Still, it’s the conflict between the two parties of protector and protected that makes In Darkness a valuable film in the genre. Neither side is completely innocent; in different scenes we favor one group over the other. At times it becomes incredibly tempting to resent the escapees, which is an astonishing move on the film’s part. Some of them are unaware of the true gravity of the situation, some ask for more when Socha has seemingly done all he can – in a way that resembles the demands of a self-centered teenager, albeit in a more empathetic capacity. A lesser man would have stormed up the nearest manhole and announced “they’re in here,” but Socha, while rough around the edges, comes to love these people and goes to surprising lengths to protect them while others hide behind well-meaning but empty rhetoric, proving that action is required to truly do good.
In Darkness evokes horror and humanity equally, but rarely in a manipulative way. Holland, aware of the banality of both evil and good and that a sense of reality can be more horrifying than some contrived “cinematic approach,” keeps the proceedings tangible and ground-level with the help of cinematographer Jolanta Dylewska. When Socha comes across a mass-hanging, the camera doesn’t sweep around or crane above – it just shows bodies hanging from a wooden post. When we take a brief interlude into a nearby concentration camp, the building isn’t a haunting structure but a collection of wood and metal. It’s what happens within its confines that affects; when an army officer shoots a prisoner in the head just so another hatless prisoner can get a hat, the film perfectly conveys the senseless inscrutability of the whole situation.

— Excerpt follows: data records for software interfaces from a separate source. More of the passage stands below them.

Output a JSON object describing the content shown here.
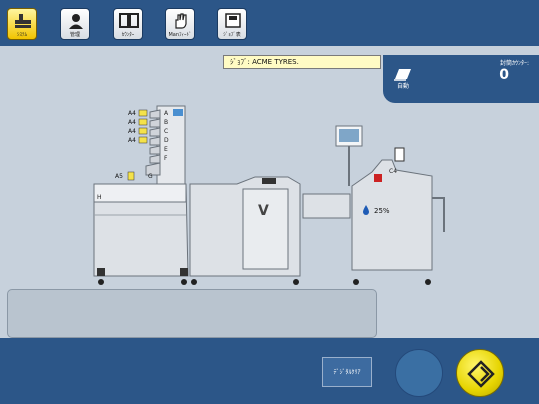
{
  "toolbar": {
    "buttons": [
      {
        "label": "ｼｽﾃﾑ",
        "icon": "system-icon",
        "active": true
      },
      {
        "label": "管理",
        "icon": "user-icon",
        "active": false
      },
      {
        "label": "ｶｳﾝﾀｰ",
        "icon": "counter-icon",
        "active": false
      },
      {
        "label": "Manﾌｨｰﾄﾞ",
        "icon": "manual-feed-hand-icon",
        "active": false
      },
      {
        "label": "ｼﾞｮﾌﾞ表",
        "icon": "job-list-icon",
        "active": false
      }
    ]
  },
  "job": {
    "label": "ｼﾞｮﾌﾞ: ACME TYRES."
  },
  "counter": {
    "title": "封筒ｶｳﾝﾀｰ:",
    "value": "0",
    "mode_label": "自動",
    "mode_icon": "envelope-stack-icon"
  },
  "machine": {
    "feeder_trays": [
      "A",
      "B",
      "C",
      "D",
      "E",
      "F",
      "G",
      "H"
    ],
    "feeder_paper": [
      "A4",
      "A4",
      "A4",
      "A4"
    ],
    "lower_paper": "A5",
    "envelope_size": "C4",
    "ink_level": "25%",
    "module_letter": "V"
  },
  "bottom": {
    "digital_clear_label": "ﾃﾞｼﾞﾀﾙｸﾘｱ"
  },
  "colors": {
    "bar": "#2c5688",
    "workspace": "#c7d1dc",
    "start": "#e6d400"
  }
}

I was dreading watching In Darkness; I expected it to be a tedious experience. It’s certainly trying for an audience, but it’s ultimately rewarding to those willing to take the plunge by leveling with the audience all the way to its unexpectedly flippant, sarcastic coda. As for the question about the need for another movie about the Holocaust, I suppose the answer is yes, there’s always room for one more, provided it’s as real and sincere as In Darkness.